I feel that parenting is a bit like gardening.
You go into with the best of intentions. You think you know what you are getting yourself into, and you dive in.
Then, after a bit, you look around and wondering what the hell you got yourself into. Are you doing it right? Are you giving too much, too little? Surprises come up, you ask the best experts you know, you change what you are doing and hope for the very best.
Last week, while attending the BlogHer'12 Conference in NYC (more on that trip on another day), I got a call from the local children's hospital - we've been expecting Emerson's recent scope results for his eosinophilic esophagitis.
I took the call, ducking out of the iphonography session, to speak to the nurse.
His eosinophilic cells more than quintupled.
There's simply no other way to put it: I feel fucked.
He's already avoiding all the foods he's allergic to, still taking his god-awfully-expensive special formula. And the numbers took a massive jump, what the hell?
After going through all his records (in the hallway, where I barely had reception) and discussing his behaviors (still wakes up at least three times a night, screaming bloody murder plus a whole gamut of other stuff, like refusing to talk even tho he can, punk), the nurse let me go so she could talk to the doctor.
Later that evening, she called back letting me know that the doctor didn't want Emery to have any food for the next three-or-so weeks (just special formula), until we came in for an office appointment.
Hahahaha, yeah, right.
This after nearly a year of hissy fights and fights and stop chipmunking your food in your cheek and swallow and here, try this and mmmmmm, doesn't that taste good she wants us to cold-turkey him off food?
Tomorrow I need to call them back, because this whole don't feed the child anything business simply isn't working - his face is breaking out, he's screaming, miserable, and constantly signing for "more chocolate chips."

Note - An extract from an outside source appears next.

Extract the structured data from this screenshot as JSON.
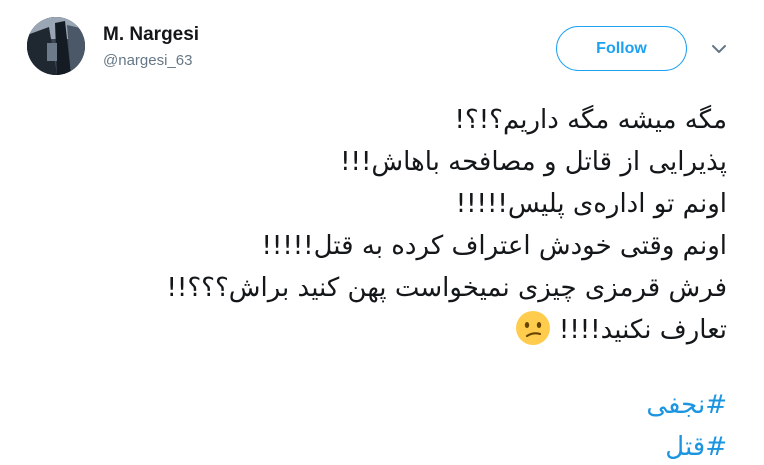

This whole parenting thing isn't easy. Neither is gardening, really.
But sometimes you get to step back, take a look and realize: you're doing best job you can - and look! Everything is blooming.